The other is Delighting in the Trinity by Michael Reeves. I liked this one too. A bit less specifically oriented toward evangelical practices and life, it still has lots of good material, including discussion of the ways the trinity specifically supports Christianity’s way of thinking about the world and God. For example, the trinity explains how God can be eternally loving, even before he creates anything. This one has some nice turns of phrases too. Here’s one: “once you puree the persons, it becomes impossible to taste the gospel.”  A different, but complementary approach to that in Sanders. Also recommended.

There are other books out there, and I’m working through some of them, but these two would be a great start for anyone.

A Reading List

July 24, 2012

Here’s a list of Christian Classics for reading.

The Evolution of Adam

May 12, 2012

Pete Enns’ challenging discussion of the Evolution/Adam question is titled The Evolution of Adam. I read it with some students for a class. A few quick thoughts:

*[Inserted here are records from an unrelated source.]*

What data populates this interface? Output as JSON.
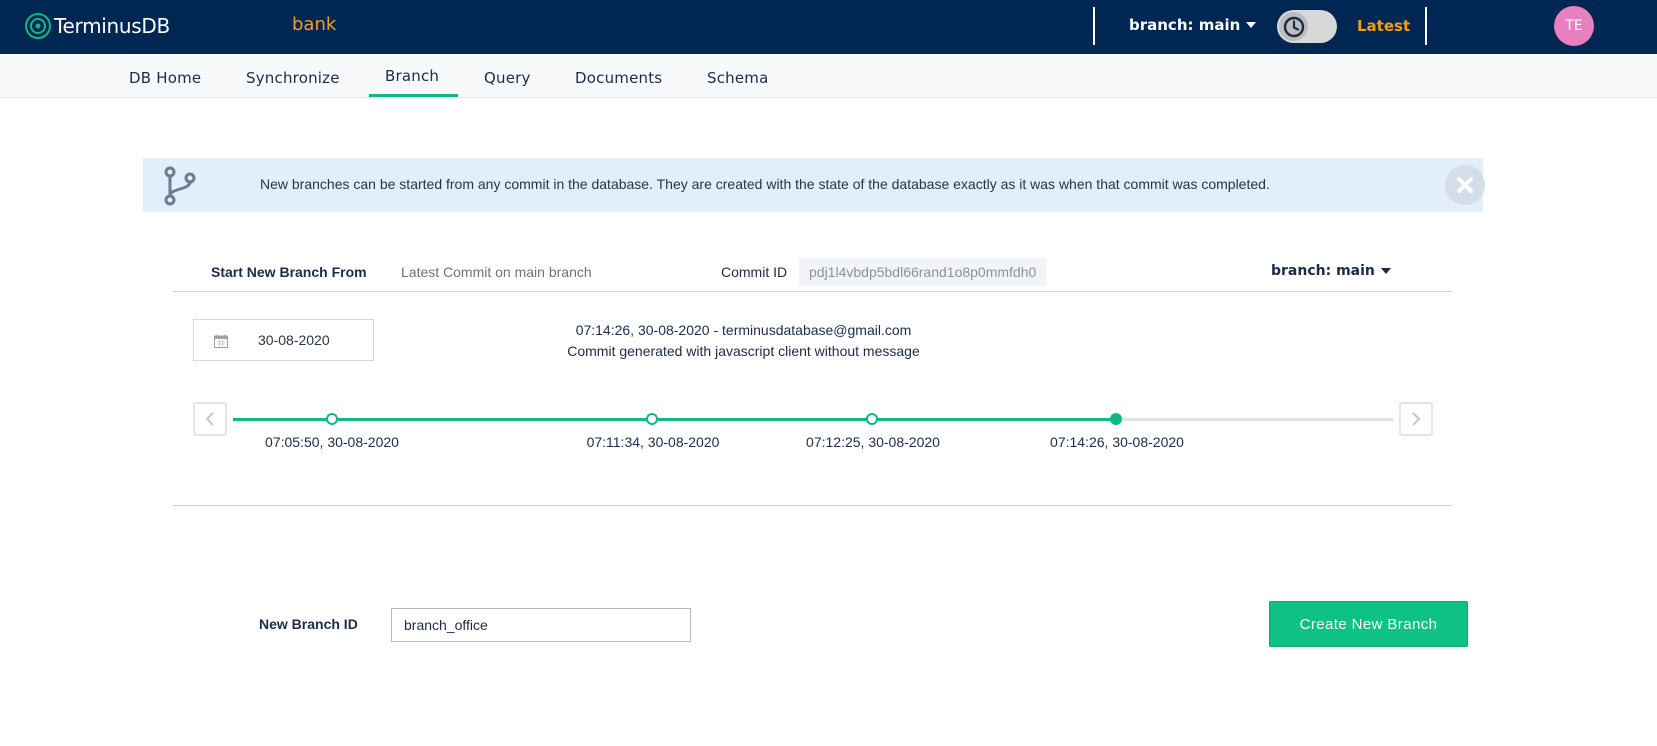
{
  "app": {
    "logo_text": "TerminusDB",
    "db_name": "bank",
    "branch_selector": "branch: main",
    "time_travel_label": "Latest",
    "avatar_initials": "TE"
  },
  "nav": {
    "items": [
      {
        "label": "DB Home"
      },
      {
        "label": "Synchronize"
      },
      {
        "label": "Branch",
        "active": true
      },
      {
        "label": "Query"
      },
      {
        "label": "Documents"
      },
      {
        "label": "Schema"
      }
    ]
  },
  "banner": {
    "text": "New branches can be started from any commit in the database. They are created with the state of the database exactly as it was when that commit was completed.",
    "icon": "git-branch-icon",
    "close_icon": "close-icon"
  },
  "start_from": {
    "label": "Start New Branch From",
    "value": "Latest Commit on main branch",
    "commit_id_label": "Commit ID",
    "commit_id": "pdj1l4vbdp5bdl66rand1o8p0mmfdh0",
    "branch_selector": "branch: main"
  },
  "date_picker": {
    "value": "30-08-2020",
    "icon": "calendar-icon"
  },
  "commit_info": {
    "line1": "07:14:26, 30-08-2020 - terminusdatabase@gmail.com",
    "line2": "Commit generated with javascript client without message"
  },
  "timeline": {
    "prev_icon": "chevron-left-icon",
    "next_icon": "chevron-right-icon",
    "commits": [
      {
        "label": "07:05:50, 30-08-2020",
        "active": false
      },
      {
        "label": "07:11:34, 30-08-2020",
        "active": false
      },
      {
        "label": "07:12:25, 30-08-2020",
        "active": false
      },
      {
        "label": "07:14:26, 30-08-2020",
        "active": true
      }
    ]
  },
  "new_branch": {
    "label": "New Branch ID",
    "value": "branch_office",
    "button_label": "Create New Branch"
  },
  "colors": {
    "header_bg": "#002654",
    "accent_orange": "#f59e1b",
    "accent_green": "#10b981",
    "banner_bg": "#e3eefb",
    "avatar_bg": "#e87fbf"
  }
}
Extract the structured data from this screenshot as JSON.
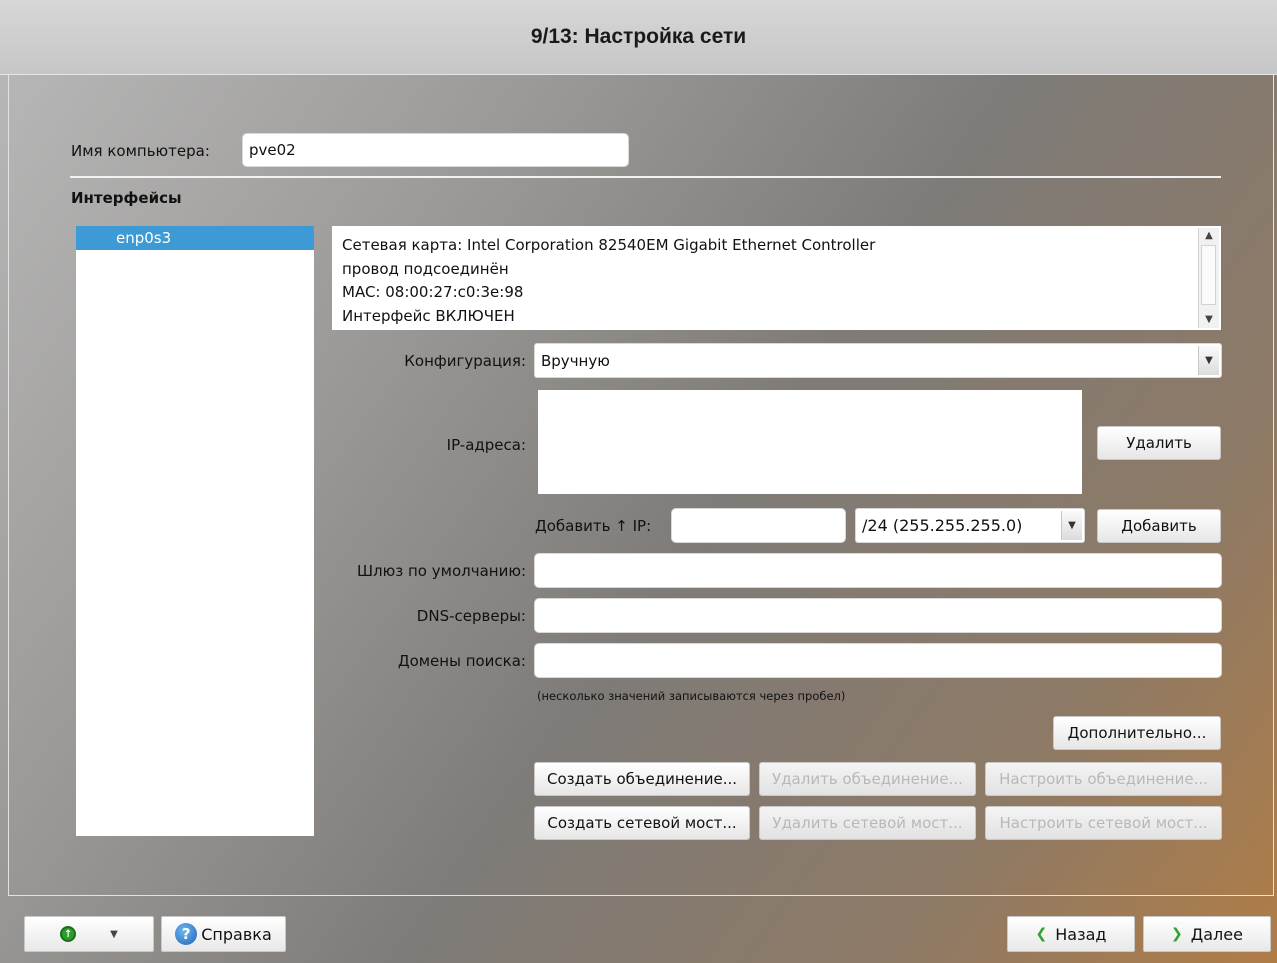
{
  "window": {
    "title": "9/13: Настройка сети"
  },
  "hostname": {
    "label": "Имя компьютера:",
    "value": "pve02"
  },
  "interfaces": {
    "heading": "Интерфейсы",
    "items": [
      {
        "label": "enp0s3",
        "selected": true
      }
    ],
    "info_lines": [
      "Сетевая карта: Intel Corporation 82540EM Gigabit Ethernet Controller",
      "провод подсоединён",
      "MAC: 08:00:27:c0:3e:98",
      "Интерфейс ВКЛЮЧЕН"
    ]
  },
  "config": {
    "label": "Конфигурация:",
    "value": "Вручную"
  },
  "ip": {
    "label": "IP-адреса:",
    "addresses": [],
    "delete_label": "Удалить",
    "add_label": "Добавить ↑ IP:",
    "add_value": "",
    "mask_value": "/24 (255.255.255.0)",
    "add_button": "Добавить"
  },
  "gateway": {
    "label": "Шлюз по умолчанию:",
    "value": ""
  },
  "dns": {
    "label": "DNS-серверы:",
    "value": ""
  },
  "search": {
    "label": "Домены поиска:",
    "value": ""
  },
  "hint": "(несколько значений записываются через пробел)",
  "buttons": {
    "advanced": "Дополнительно...",
    "create_bond": "Создать объединение...",
    "delete_bond": "Удалить объединение...",
    "configure_bond": "Настроить объединение...",
    "create_bridge": "Создать сетевой мост...",
    "delete_bridge": "Удалить сетевой мост...",
    "configure_bridge": "Настроить сетевой мост..."
  },
  "footer": {
    "help": "Справка",
    "back": "Назад",
    "next": "Далее"
  },
  "icons": [
    "green-circle-icon",
    "dropdown-arrow-icon",
    "help-icon",
    "back-chevron-icon",
    "next-chevron-icon"
  ]
}
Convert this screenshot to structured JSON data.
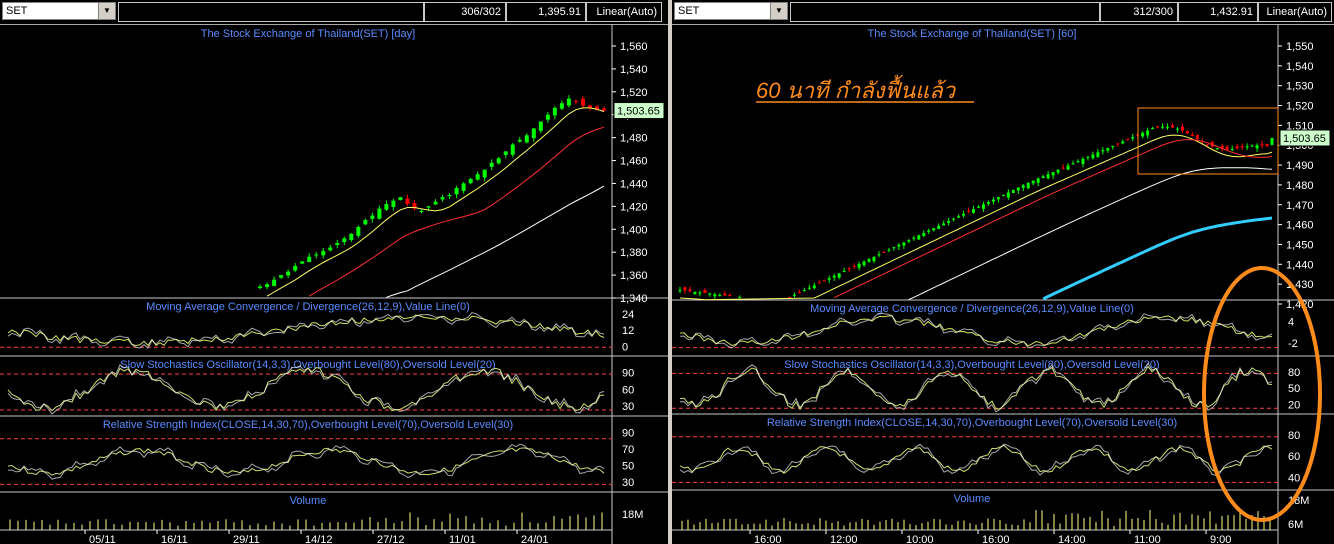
{
  "left": {
    "symbol": "SET",
    "count": "306/302",
    "last": "1,395.91",
    "scale": "Linear(Auto)",
    "title": "The Stock Exchange of Thailand(SET) [day]",
    "price_badge": "1,503.65",
    "macd_title": "Moving Average Convergence / Divergence(26,12,9),Value Line(0)",
    "stoch_title": "Slow Stochastics Oscillator(14,3,3),Overbought Level(80),Oversold Level(20)",
    "rsi_title": "Relative Strength Index(CLOSE,14,30,70),Overbought Level(70),Oversold Level(30)",
    "volume_title": "Volume",
    "volume_tick": "18M",
    "price_ticks": [
      "1,560",
      "1,540",
      "1,520",
      "1,500",
      "1,480",
      "1,460",
      "1,440",
      "1,420",
      "1,400",
      "1,380",
      "1,360",
      "1,340"
    ],
    "macd_ticks": [
      "24",
      "12",
      "0"
    ],
    "stoch_ticks": [
      "90",
      "60",
      "30"
    ],
    "rsi_ticks": [
      "90",
      "70",
      "50",
      "30"
    ],
    "date_ticks": [
      "05/11",
      "16/11",
      "29/11",
      "14/12",
      "27/12",
      "11/01",
      "24/01"
    ]
  },
  "right": {
    "symbol": "SET",
    "count": "312/300",
    "last": "1,432.91",
    "scale": "Linear(Auto)",
    "title": "The Stock Exchange of Thailand(SET) [60]",
    "annotation": "60 นาที กำลังฟื้นแล้ว",
    "price_badge": "1,503.65",
    "macd_title": "Moving Average Convergence / Divergence(26,12,9),Value Line(0)",
    "stoch_title": "Slow Stochastics Oscillator(14,3,3),Overbought Level(80),Oversold Level(20)",
    "rsi_title": "Relative Strength Index(CLOSE,14,30,70),Overbought Level(70),Oversold Level(30)",
    "volume_title": "Volume",
    "volume_ticks": [
      "18M",
      "6M"
    ],
    "price_ticks": [
      "1,550",
      "1,540",
      "1,530",
      "1,520",
      "1,510",
      "1,500",
      "1,490",
      "1,480",
      "1,470",
      "1,460",
      "1,450",
      "1,440",
      "1,430",
      "1,420"
    ],
    "macd_ticks": [
      "4",
      "-2"
    ],
    "stoch_ticks": [
      "80",
      "50",
      "20"
    ],
    "rsi_ticks": [
      "80",
      "60",
      "40"
    ],
    "time_ticks": [
      "16:00",
      "12:00",
      "10:00",
      "16:00",
      "14:00",
      "11:00",
      "9:00"
    ]
  },
  "colors": {
    "bull": "#00ff00",
    "bear": "#ff0000",
    "ma_fast": "#ffff66",
    "ma_mid": "#ff3030",
    "ma_slow": "#ffffff",
    "ma_long": "#33ccff",
    "title": "#5a8cff",
    "axis": "#ffffff",
    "level": "#ff4040",
    "macd": "#d4e060",
    "osc": "#c8e070",
    "volume": "#ffff80",
    "annotation": "#ff8c1a",
    "badge_bg": "#ccffcc"
  },
  "chart_data": [
    {
      "type": "candlestick",
      "title": "The Stock Exchange of Thailand(SET) [day]",
      "ylim": [
        1330,
        1570
      ],
      "last": 1503.65,
      "x_ticks": [
        "05/11",
        "16/11",
        "29/11",
        "14/12",
        "27/12",
        "11/01",
        "24/01"
      ],
      "close": [
        1335,
        1338,
        1342,
        1346,
        1350,
        1352,
        1356,
        1360,
        1363,
        1368,
        1372,
        1376,
        1378,
        1381,
        1384,
        1388,
        1392,
        1396,
        1402,
        1408,
        1412,
        1418,
        1422,
        1425,
        1428,
        1422,
        1418,
        1416,
        1420,
        1424,
        1428,
        1430,
        1436,
        1440,
        1444,
        1448,
        1452,
        1458,
        1462,
        1468,
        1474,
        1478,
        1482,
        1488,
        1494,
        1500,
        1506,
        1510,
        1514,
        1512,
        1508,
        1506,
        1504,
        1503.65
      ]
    },
    {
      "type": "candlestick",
      "title": "The Stock Exchange of Thailand(SET) [60]",
      "ylim": [
        1415,
        1555
      ],
      "last": 1503.65,
      "x_ticks": [
        "16:00",
        "12:00",
        "10:00",
        "16:00",
        "14:00",
        "11:00",
        "9:00"
      ],
      "annotation": "60 นาที กำลังฟื้นแล้ว"
    }
  ]
}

1) Enns probably makes many of his evangelical readers uncomfortable with his handling of OT critical issues; it certainly did so for my students. I think even with a somewhat more traditional view on those matters, at least the basic point of the post-exilic canonical compilation would allow one to reach similar conclusions. But maybe not…

2) I felt really overmatched on the science questions – I just don’t know enough about some of the scientific issues (e.g., genome project stuff) to evaluate some of the claims made. So for the students I was discussing this with, we mostly bracketed the question. Let’s assume for the moment he’s right about that, what about the rest.

3) It was nice we had previously read (in the same class) several books on the New Pauline perspective issue. When Enns brought those in, it made it easier for students to prcoess.

4) It’s not hard to get most of us to agree to the basic principle about accomodation; it’s always how far this goes – and why not to go farther. Led to interesting discussions.

I wouldn’t hand this to a newbie – but for someone deeply in the scientific issues or someone interested in various options for dealing with these questions, it might be worth a judicious read.

Journeys of Faith

May 12, 2012

Summer is coming and so I’ll be posting more (since I’ll be reading more). A couple of clean ups from the last few weeks wills start things out.

First, Journeys of Faith. A collection of essays describing conversions between Evangelicalism, Orthodoxy, Catholicism and Anglicanism, with a response from the converted from tradition. Geared to an evangelical audience (all conversions to or [mostly] from evangelicalism), it provides insight for those wanting to understand what motivates such changes. Well worth a read.

Manalive

March 21, 2012

Recently finished Manalive by G.K. Chesterton. An interesting parable about what it means to live. Enjoyable.

Reading Pilgrim’s Progress

March 8, 2012

If you want a reading project, here’s an online reading group with Tim Challies, reading Pilgrim’s Progress. Join in if you like!